TWO ENGLISH GIRLS (Deux Anglaises et le Continent) (ANNE AND MURIEL)


(director/writer: François Truffaut; screenwriters: Jean Gruault/based on the novel by Henri-Pierre Roche; cinematographer: Nestor Almendros; editors: Martine Barraqué/Yann Dedet; music: Georges Delerue; cast: Jean-Pierre Léaud (Claude Roc), Kika Markham (Anne Brown), Stacy Tendeter (Muriel Brown), Sylvia Marriott (Mrs. Brown), Philippe Léotard (Diurka), Marie Mansart (Mme. Roc), Irene Tunc (Ruta); Runtime: 130; MPAA Rating: NR; producer: Claude Miller; Janus; 1971-France-in French with English subtitles)

“Overrated romantic triangle charmer.”

Reviewed by Dennis Schwartz

Cinephile and New Wave filmmaker François Truffaut (“The 400 Blows”/”Bed and Board”/”Stolen Kisses”) is cowriter (with Jean Gruault) and director of this overrated romantic triangle charmer, a film that becomes increasingly annoying as its over sensitive characters go on and on and things take on an artificially staged look. It also lacks any poetic heft, but it offers a gentle nostalgic mood piece of how lovers can sometimes be too nice for their own good. It’s based on the novel by Henri-Pierre Roche, who was the author of Jules and Jim (the author began writing at age 74 and these two romantic triangles were his only books). The film’s theme covers how baffling and complex love can be, especially when one must make choices. What doesn’t happen becomes just as pertinent as to what happens, as this film offers an elegant variation on the other film’s love triangle. It beautifully uses a desaturated color in an effort to imitate early two-tone Technicolor. It was released to disappointing reviews in its cut 108 version, which the unhappy director believed was due to the producers cutting his original 130 minute length and before his death in 1984 he restored it back to its original length which made things more coherent.

The film is set at the turn of the 20th century. Aspiring young French writer, a momma’s boy and a rake, Claude Roc (Jean-Pierre Léaud), takes a vacation to a coastal resort in Wales with his mother (Marie Mansart) and meets the lovely Brown sisters from England, Anne (Kika Markham) and Muriel (Stacey Tendeter). Claude previously met Anne in Paris, and is eager to meet her again in her dwelling place.
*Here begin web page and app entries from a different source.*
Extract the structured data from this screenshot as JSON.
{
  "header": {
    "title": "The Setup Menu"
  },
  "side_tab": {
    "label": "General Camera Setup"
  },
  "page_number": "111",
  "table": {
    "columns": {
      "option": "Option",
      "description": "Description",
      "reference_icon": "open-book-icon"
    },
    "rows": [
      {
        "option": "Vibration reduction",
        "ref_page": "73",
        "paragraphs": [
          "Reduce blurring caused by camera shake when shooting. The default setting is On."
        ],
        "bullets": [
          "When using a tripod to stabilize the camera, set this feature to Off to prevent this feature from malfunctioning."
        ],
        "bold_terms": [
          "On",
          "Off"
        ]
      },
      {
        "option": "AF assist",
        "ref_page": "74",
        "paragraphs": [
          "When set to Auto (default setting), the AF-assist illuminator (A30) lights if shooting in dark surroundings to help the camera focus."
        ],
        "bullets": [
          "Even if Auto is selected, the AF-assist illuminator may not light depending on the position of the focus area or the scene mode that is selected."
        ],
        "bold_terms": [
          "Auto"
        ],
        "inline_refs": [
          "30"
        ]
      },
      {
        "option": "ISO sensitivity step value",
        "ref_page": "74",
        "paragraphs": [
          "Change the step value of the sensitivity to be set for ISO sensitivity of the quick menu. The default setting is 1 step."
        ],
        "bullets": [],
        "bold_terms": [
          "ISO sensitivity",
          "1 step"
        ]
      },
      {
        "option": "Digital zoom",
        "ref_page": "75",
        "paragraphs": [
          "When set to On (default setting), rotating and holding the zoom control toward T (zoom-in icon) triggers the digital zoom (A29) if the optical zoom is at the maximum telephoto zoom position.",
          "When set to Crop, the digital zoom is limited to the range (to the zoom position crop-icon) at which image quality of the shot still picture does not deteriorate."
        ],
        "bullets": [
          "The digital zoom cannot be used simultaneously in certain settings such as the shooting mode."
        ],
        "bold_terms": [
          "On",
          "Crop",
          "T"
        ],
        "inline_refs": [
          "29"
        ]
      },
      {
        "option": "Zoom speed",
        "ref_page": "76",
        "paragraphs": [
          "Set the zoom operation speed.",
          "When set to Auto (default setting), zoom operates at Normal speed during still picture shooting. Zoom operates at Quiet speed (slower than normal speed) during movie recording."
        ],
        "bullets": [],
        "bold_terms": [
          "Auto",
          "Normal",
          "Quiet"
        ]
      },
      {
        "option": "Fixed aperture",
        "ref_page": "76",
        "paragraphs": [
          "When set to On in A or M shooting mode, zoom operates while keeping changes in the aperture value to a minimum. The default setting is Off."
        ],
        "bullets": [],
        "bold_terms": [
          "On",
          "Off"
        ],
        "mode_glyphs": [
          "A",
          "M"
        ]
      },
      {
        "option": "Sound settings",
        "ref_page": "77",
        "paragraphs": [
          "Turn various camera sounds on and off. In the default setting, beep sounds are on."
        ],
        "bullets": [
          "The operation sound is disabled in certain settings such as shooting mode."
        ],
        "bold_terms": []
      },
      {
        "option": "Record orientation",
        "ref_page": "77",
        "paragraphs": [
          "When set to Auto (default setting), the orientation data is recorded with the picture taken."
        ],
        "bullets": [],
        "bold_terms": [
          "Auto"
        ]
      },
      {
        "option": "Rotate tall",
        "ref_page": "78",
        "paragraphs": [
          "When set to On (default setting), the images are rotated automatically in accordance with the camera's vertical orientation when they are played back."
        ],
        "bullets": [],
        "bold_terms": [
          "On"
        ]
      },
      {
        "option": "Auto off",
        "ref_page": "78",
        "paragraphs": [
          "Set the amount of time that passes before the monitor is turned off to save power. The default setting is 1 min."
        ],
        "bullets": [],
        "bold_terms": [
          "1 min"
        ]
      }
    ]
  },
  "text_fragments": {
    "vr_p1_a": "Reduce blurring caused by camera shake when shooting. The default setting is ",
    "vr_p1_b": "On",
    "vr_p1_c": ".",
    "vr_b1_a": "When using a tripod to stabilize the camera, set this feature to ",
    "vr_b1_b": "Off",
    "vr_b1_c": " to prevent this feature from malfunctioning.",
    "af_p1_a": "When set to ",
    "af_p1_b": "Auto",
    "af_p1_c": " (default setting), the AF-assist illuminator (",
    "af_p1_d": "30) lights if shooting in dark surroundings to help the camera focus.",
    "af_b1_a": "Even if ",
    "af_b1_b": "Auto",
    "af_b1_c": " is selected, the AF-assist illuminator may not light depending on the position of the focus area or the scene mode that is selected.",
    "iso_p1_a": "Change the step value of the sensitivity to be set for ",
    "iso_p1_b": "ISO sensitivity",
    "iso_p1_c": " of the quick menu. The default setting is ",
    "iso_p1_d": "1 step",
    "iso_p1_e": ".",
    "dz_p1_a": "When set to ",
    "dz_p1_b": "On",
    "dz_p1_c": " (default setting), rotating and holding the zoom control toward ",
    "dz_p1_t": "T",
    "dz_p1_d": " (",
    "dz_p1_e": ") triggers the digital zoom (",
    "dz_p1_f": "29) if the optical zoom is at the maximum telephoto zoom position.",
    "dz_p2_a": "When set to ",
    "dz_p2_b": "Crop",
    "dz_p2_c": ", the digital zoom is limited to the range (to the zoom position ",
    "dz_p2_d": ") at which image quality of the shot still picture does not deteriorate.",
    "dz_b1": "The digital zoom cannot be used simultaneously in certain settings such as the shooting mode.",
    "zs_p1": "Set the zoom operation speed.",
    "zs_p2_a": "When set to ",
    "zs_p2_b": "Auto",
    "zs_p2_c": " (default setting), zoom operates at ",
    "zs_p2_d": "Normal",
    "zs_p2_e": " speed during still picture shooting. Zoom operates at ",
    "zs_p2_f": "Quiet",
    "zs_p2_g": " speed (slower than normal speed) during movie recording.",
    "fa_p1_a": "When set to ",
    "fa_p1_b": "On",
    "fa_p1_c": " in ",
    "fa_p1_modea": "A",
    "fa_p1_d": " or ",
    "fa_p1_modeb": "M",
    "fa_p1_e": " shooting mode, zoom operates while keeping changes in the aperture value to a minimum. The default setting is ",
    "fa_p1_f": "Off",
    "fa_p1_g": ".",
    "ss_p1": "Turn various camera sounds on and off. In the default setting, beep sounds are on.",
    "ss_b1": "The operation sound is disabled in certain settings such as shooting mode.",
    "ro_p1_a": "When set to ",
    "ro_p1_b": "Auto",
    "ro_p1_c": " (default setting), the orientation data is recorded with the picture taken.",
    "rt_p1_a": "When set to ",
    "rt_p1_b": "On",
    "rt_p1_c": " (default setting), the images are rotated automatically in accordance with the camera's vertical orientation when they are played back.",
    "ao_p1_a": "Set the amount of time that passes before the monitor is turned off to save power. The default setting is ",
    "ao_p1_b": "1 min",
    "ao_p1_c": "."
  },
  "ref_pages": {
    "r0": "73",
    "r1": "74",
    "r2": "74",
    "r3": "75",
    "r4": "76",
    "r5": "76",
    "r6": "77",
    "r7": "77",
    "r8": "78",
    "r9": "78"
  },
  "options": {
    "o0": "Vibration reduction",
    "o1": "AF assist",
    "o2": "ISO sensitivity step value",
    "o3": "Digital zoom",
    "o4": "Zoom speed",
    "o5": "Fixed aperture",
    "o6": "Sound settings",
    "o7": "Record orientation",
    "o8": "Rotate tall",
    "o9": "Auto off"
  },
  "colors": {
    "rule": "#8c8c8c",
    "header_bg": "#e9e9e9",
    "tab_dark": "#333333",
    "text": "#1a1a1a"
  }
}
She’s an outgoing, free-spirited sculptress while Muriel is a freckled redhead virgin who works as a teacher and is more religious and repressed. Over the next 7 years we witness the shifting relationship between Claude and the sisters and how their romantic feelings for each other never go beyond sex to become the love they more honestly feel for each other. That is mostly blocked by either distance, the two strong-willed mothers, the unwillingness of the trio to hurt another or the conventions of the time. Claude becomes an art critic, and the trio finds ways to remain friends but true love remains the elusive prize that’s never grabbed even after Claude has sex with both Anne and Muriel.